Your veterinarian will also prescribe the medication you will need to give to your rabbit for the next few days to manage the symptoms.
Obviously, you should never buy medication on your own.
Treating diarrhea mainly consists of including more fluids and greens in your rabbit’s diet. Over the next few days, make sure you regularly visit your rabbit’s cage and refill its water bowl.
Also, don’t forget the greens – they are a natural remedy for stomach problems!
If your rabbit has diarrhea and it’s refusing to eat, the situation is a bit more serious. There’s often an underlying problem and a more severe illness, and you should take your rabbit to do a couple of tests ASAP.
Great news for anyone wondering can rabbits eat apricots!
We’ve concluded that rabbits are allowed to consume apricots – albeit not daily. It shouldn’t be a part of your rabbit’s everyday food, but it can be included as a healthy weekly snack.
Our advice is to give your rabbit apricots two times a week maximum! This fruit is juicy and soft, so your rabbit will not have problems snacking on it. However, too many apricots could cause diarrhea.
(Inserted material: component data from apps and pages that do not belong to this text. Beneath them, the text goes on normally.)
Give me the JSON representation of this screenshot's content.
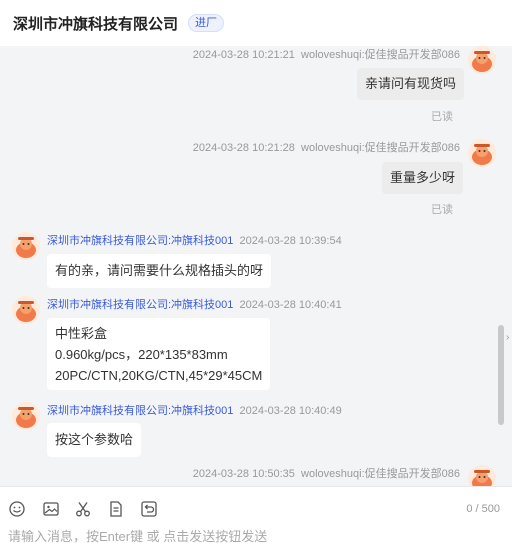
{
  "header": {
    "title": "深圳市冲旗科技有限公司",
    "badge": "进厂"
  },
  "messages": [
    {
      "time": "2024-03-28 10:21:21",
      "sender": "woloveshuqi:促佳搜品开发部086",
      "lines": [
        "亲请问有现货吗"
      ],
      "status": "已读"
    },
    {
      "time": "2024-03-28 10:21:28",
      "sender": "woloveshuqi:促佳搜品开发部086",
      "lines": [
        "重量多少呀"
      ],
      "status": "已读"
    },
    {
      "time": "2024-03-28 10:39:54",
      "sender": "深圳市冲旗科技有限公司:冲旗科技001",
      "lines": [
        "有的亲，请问需要什么规格插头的呀"
      ]
    },
    {
      "time": "2024-03-28 10:40:41",
      "sender": "深圳市冲旗科技有限公司:冲旗科技001",
      "lines": [
        "中性彩盒",
        "0.960kg/pcs，220*135*83mm",
        "20PC/CTN,20KG/CTN,45*29*45CM"
      ]
    },
    {
      "time": "2024-03-28 10:40:49",
      "sender": "深圳市冲旗科技有限公司:冲旗科技001",
      "lines": [
        "按这个参数哈"
      ]
    },
    {
      "time": "2024-03-28 10:50:35",
      "sender": "woloveshuqi:促佳搜品开发部086",
      "lines": []
    }
  ],
  "composer": {
    "counter": "0 / 500",
    "placeholder": "请输入消息，按Enter键 或 点击发送按钮发送"
  },
  "icons": [
    "emoji-icon",
    "image-icon",
    "scissors-icon",
    "order-icon",
    "recall-icon"
  ],
  "colors": {
    "accent": "#3a5bd9",
    "avatar": "#f07a4a"
  }
}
Generally speaking, apricots bring many health benefits. Moderate consumption can promote bone health, regular bowel movements, and even better vision.
However, you should be aware of apricot pits and leaves! These two are highly toxic, and if your rabbit gets a hold of them, you’re looking at potential cyanide poisoning.